The Museum of Contemporary Art (MOCA) presents Black Panther: The Revolutionary Art of Emory Douglas, a compelling exhibition that traces the searing graphic art made by Emory Douglas while he worked as Minister of Culture for the Black Panther Party from 1967 until its discontinuation in the early 1980s.
Douglas’s iconic work helped create the identity of the party, defining the trademark visual style of the group’s newspapers, posters, and pamphlets.
His work also serves as a powerful testament to the efficacy of visual art to communicate a political position.
Organized by MOCA Ahmanson Curatorial Fellow Sam Durant, the exhibition will be on view at MOCA Pacific Design Center October 21, 2007 through January 20, 2008 and includes approximately 150 of the artist’s most influential works.

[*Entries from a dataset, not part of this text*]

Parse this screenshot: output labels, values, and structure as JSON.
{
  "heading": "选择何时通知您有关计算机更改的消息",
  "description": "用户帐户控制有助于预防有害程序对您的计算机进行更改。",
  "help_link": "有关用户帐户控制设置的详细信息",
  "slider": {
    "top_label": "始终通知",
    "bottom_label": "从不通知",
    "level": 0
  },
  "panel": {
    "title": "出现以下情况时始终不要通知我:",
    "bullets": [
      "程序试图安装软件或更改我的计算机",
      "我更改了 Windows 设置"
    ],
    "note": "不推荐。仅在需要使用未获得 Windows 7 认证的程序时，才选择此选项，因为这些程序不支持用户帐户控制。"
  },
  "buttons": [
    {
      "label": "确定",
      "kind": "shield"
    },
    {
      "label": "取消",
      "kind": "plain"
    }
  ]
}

MOCA Director Jeremy Strick comments, “Emory Douglas is a seminal, political, contemporary artist whose work MOCA is proud to present 40 years after the artist first made his indelible mark on the Black Panther Party.
More than ever, Douglas’s work shows how significantly visual art can effect social discourse and political change and mold popular culture-a phenomenon at the heart of MOCA’s thinking.”
From 1967, the year Douglas joined the Black Panthers, to its discontinuation in the early 1980s, the party cultivated a strong identity that was often described as angry, militant, and incendiary.